**Data for review:**
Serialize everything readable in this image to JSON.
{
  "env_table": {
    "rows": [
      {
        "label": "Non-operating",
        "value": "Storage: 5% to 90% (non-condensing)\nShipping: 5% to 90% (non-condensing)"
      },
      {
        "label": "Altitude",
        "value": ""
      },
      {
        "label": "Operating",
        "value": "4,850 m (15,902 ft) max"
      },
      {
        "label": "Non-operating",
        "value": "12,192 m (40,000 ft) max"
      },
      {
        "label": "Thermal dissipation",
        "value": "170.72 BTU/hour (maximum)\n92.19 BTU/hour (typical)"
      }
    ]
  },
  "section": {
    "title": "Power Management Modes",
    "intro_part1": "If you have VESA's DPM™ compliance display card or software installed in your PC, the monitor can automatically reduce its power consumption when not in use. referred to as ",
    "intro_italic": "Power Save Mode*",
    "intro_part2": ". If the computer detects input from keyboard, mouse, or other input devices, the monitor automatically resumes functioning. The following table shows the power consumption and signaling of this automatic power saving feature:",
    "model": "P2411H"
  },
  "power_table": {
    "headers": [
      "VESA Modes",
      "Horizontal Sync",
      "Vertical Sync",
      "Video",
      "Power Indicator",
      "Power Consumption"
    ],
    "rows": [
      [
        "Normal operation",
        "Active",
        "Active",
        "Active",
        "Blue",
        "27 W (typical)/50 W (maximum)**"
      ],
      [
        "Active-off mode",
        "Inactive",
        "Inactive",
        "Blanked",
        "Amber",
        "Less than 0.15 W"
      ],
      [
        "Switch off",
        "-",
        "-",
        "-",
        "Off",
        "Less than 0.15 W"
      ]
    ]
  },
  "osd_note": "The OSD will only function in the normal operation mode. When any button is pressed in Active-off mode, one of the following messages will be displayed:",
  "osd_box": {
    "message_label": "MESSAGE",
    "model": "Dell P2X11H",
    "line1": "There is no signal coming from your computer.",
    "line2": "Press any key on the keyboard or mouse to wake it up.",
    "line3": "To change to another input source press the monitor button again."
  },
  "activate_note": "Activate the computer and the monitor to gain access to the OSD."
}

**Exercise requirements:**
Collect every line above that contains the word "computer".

**Task output:**
    "intro_part2": ". If the computer detects input from keyboard, mouse, or other input devices, the monitor automatically resumes functioning. The following table shows the power consumption and signaling of this automatic power saving feature:",
    "line1": "There is no signal coming from your computer.",
  "activate_note": "Activate the computer and the monitor to gain access to the OSD."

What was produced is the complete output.